Potentially, the Alston and Bird report could be one of the documents requested in discovery as part of the Hoey defamation case.
Edwards, the judge in that case, said during the May 16 status hearing that he would allow Hoey’s lawyer to proceed with the discovery request, stating that “if May 30 comes and a stay is granted [by the U.S. Supreme Court], we’ll stop.”
The Kentucky Court of Appeals dismissed Dermody’s defamation case in 2017, rulingthat the trial court in that case was correct to apply the ecclesiastical abstention doctrine, and that not to do so would involve “excessive government entanglement into an ecclesiastical controversy.”

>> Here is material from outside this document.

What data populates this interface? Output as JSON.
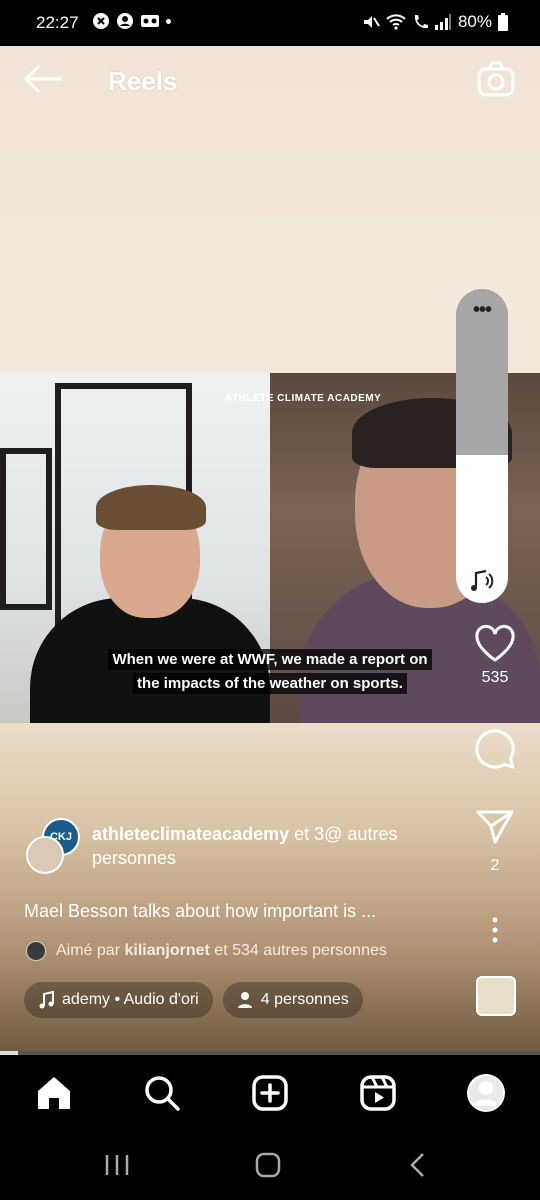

The appeals court ruling also stated that “we are not invoking the doctrine simply because this appeal involves a church. We have carefully examined the issue and have determined we cannot provide Dermody the relief he seeks without excessive government entanglement into an ecclesiastical controversy – that controversy is the disagreement between a minister and his church about what constitutes unethical conduct by one of that church’s ministers.”
In 2018, the Outlook asked Kathy Francis, communications director for the Presbyterian Mission Agency, how much the PC(USA) had spent on investigating and litigating the 1001 controversy.
Francis responded in October 2018 by email: “We have incurred costs of $50,000 for the Dermody case and $50,000 for the Hoey case. Beyond that, our insurance carriers are paying directly the cost of defense with no additional cost to the A Corporation or the denomination.”
Francis also stated that “the amount paid to Alston and Bird was $696,000.”
The Outlook asked Francis how much Sheller’s law firm had billed the PC(USA) for his work. She responded by email: “Since there is no further financial impact to the church beyond the two $50,000 fees, that’s all the information we’re able to share.”
Gamm said in June 2015 that to date, the PC(USA) had spent about $850,000 in legal fees to pay for the investigation – and that figure did not include all the fees owed to Sheller. That estimate was made before the two defamation cases were even filed.
The matter of hiring outside counsel – who has the authority to approve the hiring and oversee the work – also is expected to come up when the A Corporation board meets July 18-19.
The A Corporation board will consider a recommendation from its Audit, Legal and Risk Management Committee (Item A.103 Authorization to Engage and Hire Outside Counsel (00106648xBF0CD)) that the General Counsel (or that person’s designee) would be authorized to retain, oversee and arrange payment for any outside counsel. That action outlines details for how that would be handled, stating that the Legal Services Office “shall, in all instances, consult with the Stated Clerk of the General Assembly with respect to any selection of outside counsel” involving the stated clerk’s duties.
The rationale for that proposed action states that: “Over time as members and staff of various agencies, boards, committees, and other entities change, there may be a loss of institutional memory concerning the appropriate role and authority of the Legal Services Office of the A Corporation. This recommended action provides clarity to that role and authority with respect to the retention, oversight, and provision for payment of outside counsel. Absent such a role, there is an unacceptable risk of inconsistency and conflict developing in the legal positions of the A Corporation or developing in the legal positions of the PCUSA entities and persons served by the A Corporation.”
It also states that: “Because of the responsibilities of the A Corporation as the principal corporation of the General Assembly, it is an appropriate body with which the Stated Clerk should consult in seeking to institute or participate in legal proceedings in civil or criminal courts.”